Ah, the golden years. But for many, the "ah" is an "ouch," with aches, pains, stiffness—and work. Today, retirement is increasingly not an option. The U.S. Census Bureau reports that over 20 percent of American’s over the age of 65 are still working, and that percentage is likely to grow.
And when these seniors get hurt on the job, they face issues that their younger colleagues do not.
Older people often have pre-existing conditions that may affect their recovery from new injuries. They also may be more prone to back problems, joint issues, and repetitive strain injuries.
The North Carolina law firm of Riddle & Brantley offers insight into the injured older worker situation in a new blog.
The battle to award PTSD workers’ compensation benefits to first responders continues its slow state-by-state slog across the nation.
In South Carolina, State Sen. Paul Thurmond, R-Charleston, has been a stalwart advocate for such legislation, having introduced bills in 2015 and 2016.
In 2017, it will be different—but not in a good way for those who support his efforts. Sen. Thurmond is not running for re-election.
Thurmond hopes others will take up the cause, especially in light of the current spate in killings of law enforcement officers across the nation. “PTSD is real and people have to understand that,” said Richland County Sheriff Leon Lott. “We’re exposed to death. We’re exposed to people shooting at us. We see all the same things that people see in war.”
The State has the story.
08.26.2016By REINALDO (REY) ALVAREZ
Firefighters put their lives on the line every single day. Their status as heroes was solidified during the 9/11 terror attacks, but we have always known that firefighters are heroes. After all, a hero is a person who risks his life to save the lives of others. Firefighters and police officers deserve our respect and support, especially when they are injured while protecting the lives of others. If a firefighter gets cancer from battling blazes and...
The California Workers’ Compensation Institute (CWCI) has debuted a new series of research publications, “California Workers’ Compensation Regional Score Cards,” which use subsets of data from CWCI’s Industry Research Information System (IRIS) database to measure and analyze various aspects of claims experience within eight regions of the state.
Score Cards for each region will profile claimant characteristics and highlight data compiled from claims filed by residents of the region.
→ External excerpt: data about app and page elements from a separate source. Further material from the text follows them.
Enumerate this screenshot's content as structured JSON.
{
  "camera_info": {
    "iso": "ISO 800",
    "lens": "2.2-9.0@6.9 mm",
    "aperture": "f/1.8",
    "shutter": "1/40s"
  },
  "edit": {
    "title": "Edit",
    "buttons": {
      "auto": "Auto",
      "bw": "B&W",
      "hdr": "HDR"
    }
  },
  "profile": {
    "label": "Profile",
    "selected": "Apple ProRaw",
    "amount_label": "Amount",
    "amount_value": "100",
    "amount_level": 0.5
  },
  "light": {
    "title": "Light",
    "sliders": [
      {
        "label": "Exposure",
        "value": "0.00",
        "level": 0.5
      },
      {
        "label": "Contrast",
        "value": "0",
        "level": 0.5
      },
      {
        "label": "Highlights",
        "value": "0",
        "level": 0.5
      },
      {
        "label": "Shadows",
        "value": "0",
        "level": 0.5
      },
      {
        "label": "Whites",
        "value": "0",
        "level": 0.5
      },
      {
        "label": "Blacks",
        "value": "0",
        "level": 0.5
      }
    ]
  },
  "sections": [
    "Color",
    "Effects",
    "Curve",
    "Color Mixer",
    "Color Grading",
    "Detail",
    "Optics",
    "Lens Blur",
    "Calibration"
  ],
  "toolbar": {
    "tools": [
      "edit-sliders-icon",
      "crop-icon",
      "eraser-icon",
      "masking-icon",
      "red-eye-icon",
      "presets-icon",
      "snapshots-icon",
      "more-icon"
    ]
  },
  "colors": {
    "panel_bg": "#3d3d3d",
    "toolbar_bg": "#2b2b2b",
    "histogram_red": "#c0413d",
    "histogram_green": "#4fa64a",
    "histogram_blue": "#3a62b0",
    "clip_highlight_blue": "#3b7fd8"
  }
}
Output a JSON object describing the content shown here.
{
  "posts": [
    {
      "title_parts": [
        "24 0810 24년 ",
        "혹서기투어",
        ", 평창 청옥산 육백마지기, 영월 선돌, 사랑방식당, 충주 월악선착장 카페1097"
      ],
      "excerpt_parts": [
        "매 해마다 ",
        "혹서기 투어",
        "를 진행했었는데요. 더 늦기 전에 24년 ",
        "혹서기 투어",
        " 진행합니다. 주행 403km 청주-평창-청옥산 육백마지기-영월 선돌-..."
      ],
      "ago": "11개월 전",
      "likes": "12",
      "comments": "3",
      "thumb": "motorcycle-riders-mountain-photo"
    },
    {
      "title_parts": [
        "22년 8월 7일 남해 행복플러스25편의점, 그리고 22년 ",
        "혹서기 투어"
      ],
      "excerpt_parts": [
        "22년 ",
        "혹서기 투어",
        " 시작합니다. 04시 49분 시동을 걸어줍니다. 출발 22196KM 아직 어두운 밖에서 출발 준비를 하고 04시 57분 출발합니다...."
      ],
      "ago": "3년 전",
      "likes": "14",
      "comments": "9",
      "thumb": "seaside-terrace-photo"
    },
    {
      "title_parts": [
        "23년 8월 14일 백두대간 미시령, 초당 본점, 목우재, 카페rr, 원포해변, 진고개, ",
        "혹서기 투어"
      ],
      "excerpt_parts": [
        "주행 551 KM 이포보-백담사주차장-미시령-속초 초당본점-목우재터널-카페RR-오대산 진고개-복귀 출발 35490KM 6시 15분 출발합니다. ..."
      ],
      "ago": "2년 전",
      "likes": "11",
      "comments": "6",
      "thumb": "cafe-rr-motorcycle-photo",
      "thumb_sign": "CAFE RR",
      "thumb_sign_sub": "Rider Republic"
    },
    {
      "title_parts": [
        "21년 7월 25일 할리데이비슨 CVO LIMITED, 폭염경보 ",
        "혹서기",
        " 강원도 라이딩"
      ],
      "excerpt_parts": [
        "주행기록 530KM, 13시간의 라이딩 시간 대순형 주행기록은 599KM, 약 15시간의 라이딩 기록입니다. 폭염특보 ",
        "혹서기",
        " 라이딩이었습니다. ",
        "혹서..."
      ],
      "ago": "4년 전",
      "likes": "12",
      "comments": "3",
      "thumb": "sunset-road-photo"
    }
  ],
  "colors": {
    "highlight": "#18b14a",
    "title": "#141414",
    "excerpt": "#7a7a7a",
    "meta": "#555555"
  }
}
Exhibits include...
On June 12, 2016, the Pulse nightclub in Orlando gained international attention as the scene of the deadliest mass shooting by a single gunman in U.S. history, and the deadliest terrorist attack on U.S. soil since Sept. 11, 2001. Forty-nine people were killed and 53 were injured.
First responders swarmed to the scene.
One, 12-year veteran Orlando police officer Gerry Realin, told the Orlando Sentinel that his small hazmat team normally handled operations such as drug bust clean ups rather than moving bodies, but that he and six other officers worked for hours after the massacre handling victims “with dignity.”
His work in those hours led to a diagnosis of PTSD. However, he cannot receive workers’ compensation benefits. Florida’s law on injuries to first responders does not cover wounds that are only psychological.
The New York Daily News has the story.